LONDON: Oil fell more than $2 to around $72 on Tuesday, erasing earlier gains, after Chinese and European data raised concerns over the pace of economic growth.
China’s factories scaled back production last month and slowed the pace of hiring, the purchasing managers’ index (PMI) for May showed on Tuesday.
Manufacturing activity in the euro zone also expanded in May at a considerably more sluggish pace than April’s 46-month high, a survey showed on Tuesday.
US crude for July delivery slipped to a low of $71.93 per barrel by 0850 GMT, down $2.04, after moving above $75 in early Asian trade.
Trade was thin and there was no settlement price on Monday because of the Memorial Day holiday in the United States. The New York Mercantile Exchange will combine Monday’s and Tuesday’s trading sessions into one.

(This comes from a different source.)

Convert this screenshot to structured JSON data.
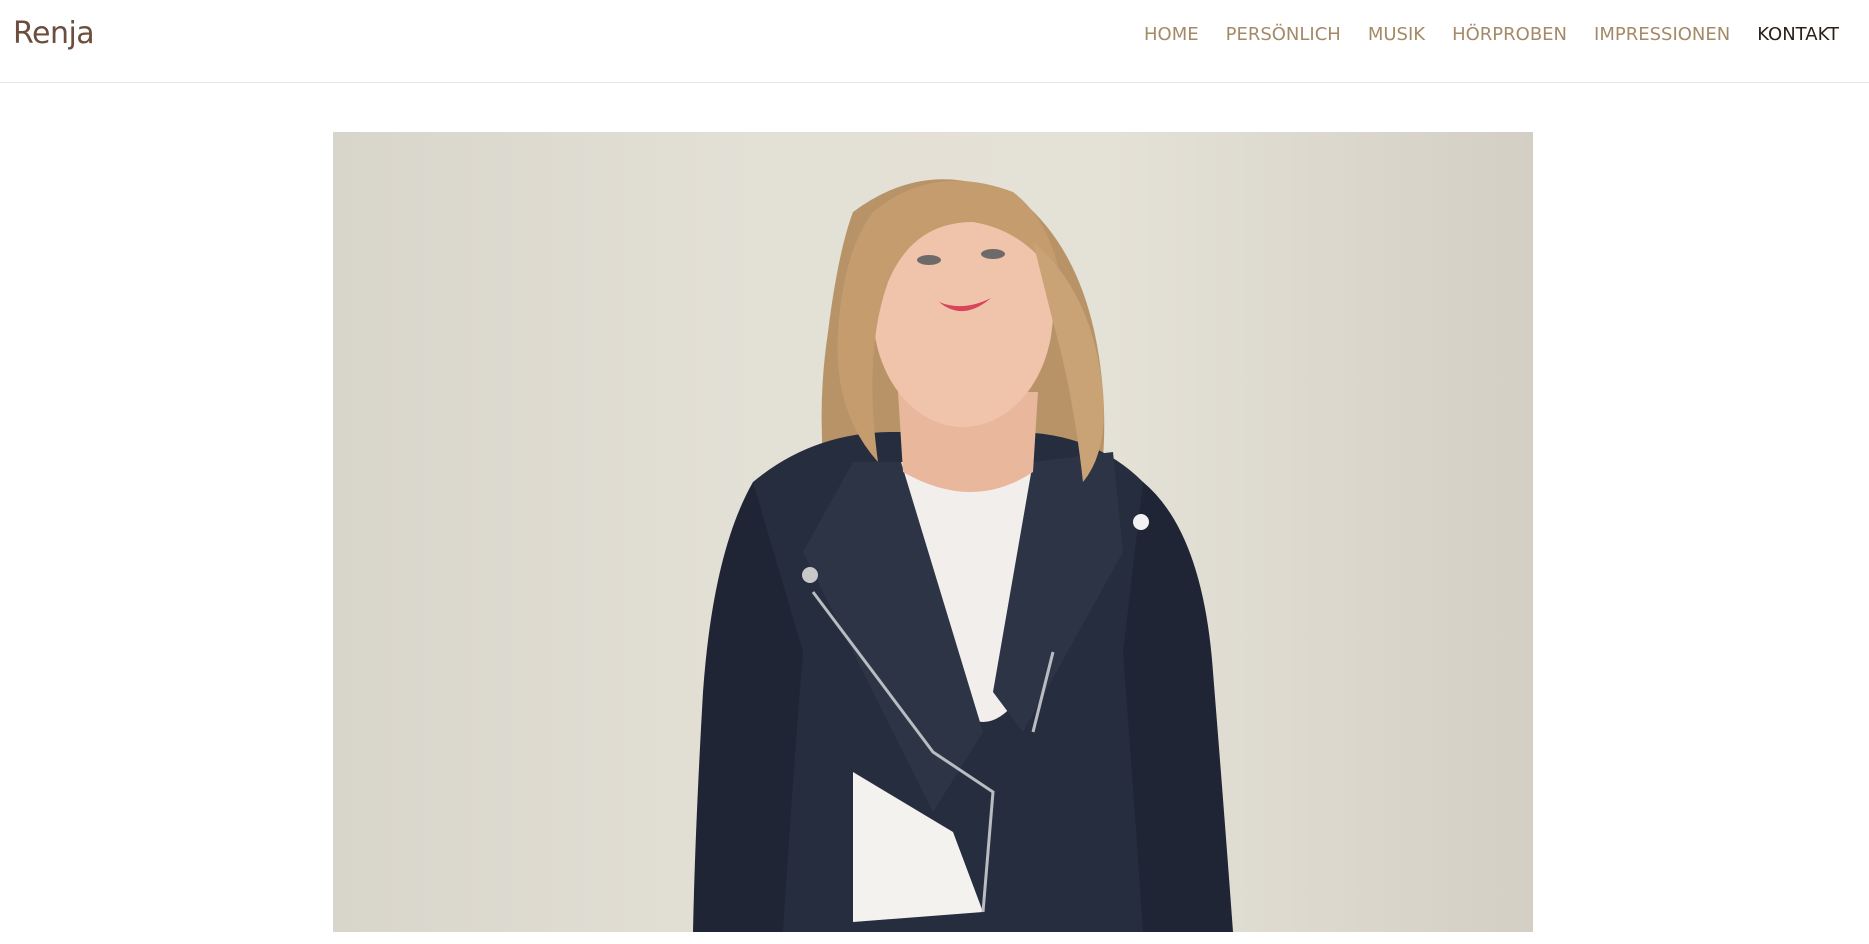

ICE Brent crude for July also fell more than $2 to a low of $72.20, down $2.45. It touched $68.15 a week ago, the lowest intraday price for a front-month contract since Feb. 5.

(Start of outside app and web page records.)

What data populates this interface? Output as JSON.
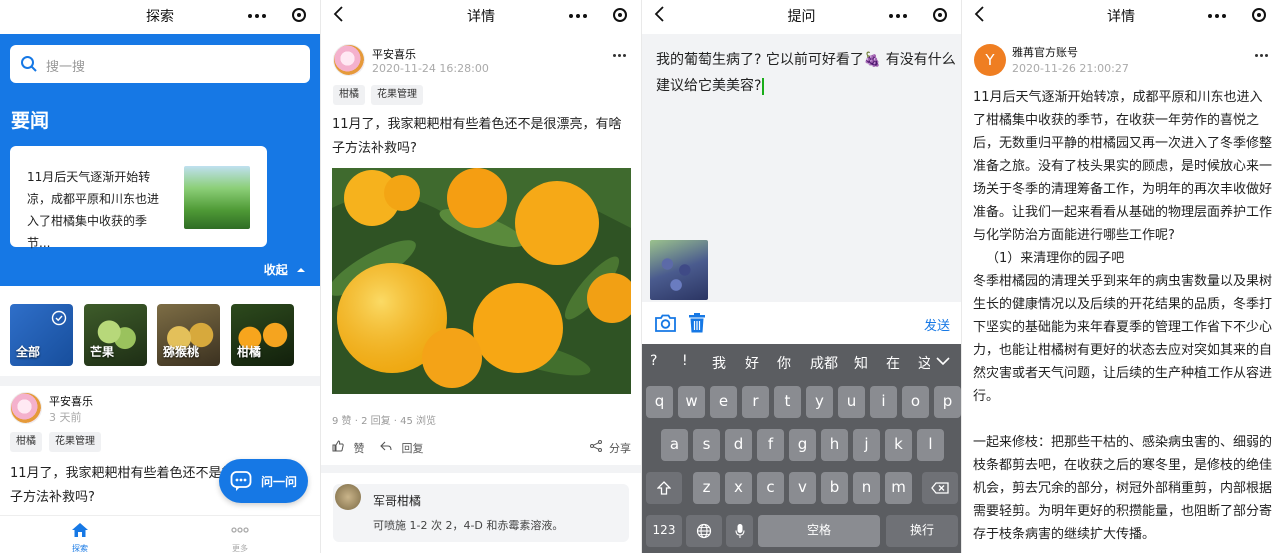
{
  "panel1": {
    "title": "探索",
    "search_placeholder": "搜一搜",
    "section_title": "要闻",
    "news_text": "11月后天气逐渐开始转凉，成都平原和川东也进入了柑橘集中收获的季节...",
    "collapse_label": "收起",
    "categories": [
      {
        "label": "全部"
      },
      {
        "label": "芒果"
      },
      {
        "label": "猕猴桃"
      },
      {
        "label": "柑橘"
      }
    ],
    "post": {
      "username": "平安喜乐",
      "time": "3 天前",
      "tags": [
        "柑橘",
        "花果管理"
      ],
      "text": "11月了，我家耙耙柑有些着色还不是很漂亮，有啥子方法补救吗?"
    },
    "fab_label": "问一问",
    "tabs": [
      {
        "label": "探索",
        "active": true
      },
      {
        "label": "更多",
        "active": false
      }
    ]
  },
  "panel2": {
    "title": "详情",
    "username": "平安喜乐",
    "time": "2020-11-24 16:28:00",
    "tags": [
      "柑橘",
      "花果管理"
    ],
    "text": "11月了，我家耙耙柑有些着色还不是很漂亮，有啥子方法补救吗?",
    "stats": "9 赞 · 2 回复 · 45 浏览",
    "actions": {
      "like": "赞",
      "reply": "回复",
      "share": "分享"
    },
    "comment": {
      "name": "军哥柑橘",
      "text": "可喷施 1-2 次 2，4-D 和赤霉素溶液。"
    }
  },
  "panel3": {
    "title": "提问",
    "question": "我的葡萄生病了? 它以前可好看了🍇 有没有什么建议给它美美容?",
    "send_label": "发送",
    "candidates": [
      "?",
      "!",
      "我",
      "好",
      "你",
      "成都",
      "知",
      "在",
      "这"
    ],
    "row1": [
      "q",
      "w",
      "e",
      "r",
      "t",
      "y",
      "u",
      "i",
      "o",
      "p"
    ],
    "row2": [
      "a",
      "s",
      "d",
      "f",
      "g",
      "h",
      "j",
      "k",
      "l"
    ],
    "row3": [
      "z",
      "x",
      "c",
      "v",
      "b",
      "n",
      "m"
    ],
    "key_123": "123",
    "key_space": "空格",
    "key_return": "换行"
  },
  "panel4": {
    "title": "详情",
    "avatar_letter": "Y",
    "username": "雅苒官方账号",
    "time": "2020-11-26 21:00:27",
    "para1": "11月后天气逐渐开始转凉，成都平原和川东也进入了柑橘集中收获的季节，在收获一年劳作的喜悦之后，无数重归平静的柑橘园又再一次进入了冬季修整准备之旅。没有了枝头果实的顾虑，是时候放心来一场关于冬季的清理筹备工作，为明年的再次丰收做好准备。让我们一起来看看从基础的物理层面养护工作与化学防治方面能进行哪些工作呢?",
    "para2": "（1）来清理你的园子吧",
    "para3": "冬季柑橘园的清理关乎到来年的病虫害数量以及果树生长的健康情况以及后续的开花结果的品质，冬季打下坚实的基础能为来年春夏季的管理工作省下不少心力，也能让柑橘树有更好的状态去应对突如其来的自然灾害或者天气问题，让后续的生产种植工作从容进行。",
    "para4": "一起来修枝：把那些干枯的、感染病虫害的、细弱的枝条都剪去吧，在收获之后的寒冬里，是修枝的绝佳机会，剪去冗余的部分，树冠外部稍重剪，内部根据需要轻剪。为明年更好的积攒能量，也阻断了部分寄存于枝条病害的继续扩大传播。"
  },
  "colors": {
    "primary": "#1678e5",
    "avatar_orange": "#ef7e22",
    "keyboard_bg": "#5b5d61"
  }
}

China’s PMI, an indicator of factory activity, compiled by the China Federation of Logistics and Purchasing, fell to 53.9 in May from 55.7 in April, close to analysts forecasts of 54.0.
However, it stood above the threshold of 50 that demarcates expansion from contraction for the 15th consecutive month.
"The Chinese figures were not as good as expected and signals slowing growth later this year," said Eugen Weinberg, commodities analyst at Commerzbank in Frankfurt.
"Yesterday’s holiday is also having a bit of an impact on the speed of the move as traders are closing off positions that they could not trade out of over the long weekend," he added.
US crude posted its biggest monthly loss since 2008 in May, losing almost 14 percent, after the European economic crisis raised the prospect of reduced fuel demand.
Stock markets slid on Tuesday with creeping suspicion that a peak in the pace of recovery has passed and slowing growth in China and Europe in the second half of the year will be obstacles to risky trades.
The relative strength index (RSI) for US crude, a chart indicator based on trading volumes that signals whether a price drop or increase has gone too far, has now returned to average levels, suggesting US crude is no longer oversold.
Analysts say future oil supply could also be affected by decisions taken to restrict offshore drilling in the wake of the slick from BP’s blown-out Gulf of Mexico well, the worst oil spill in US history.
The spill may not be shut off until August, officials said, as the company begins preparations on a new but uncertain attempt to contain the leaking crude.
BP shares slid as much as 15 percent at one point, wiping 14 billion pounds ($20.4 billion) off the value of what was once Britain’s biggest company and taking total losses in market capitalization since April 20 to 44 billion pounds ($64.2 billion).
The environmental catastrophe led the US government to stop issuing new exploratory drilling permits in deep water for six months and declare a ban that effectively idles operations of 33 deepwater exploratory rigs for the same period. –Additional reporting by Alejandro Barbajosa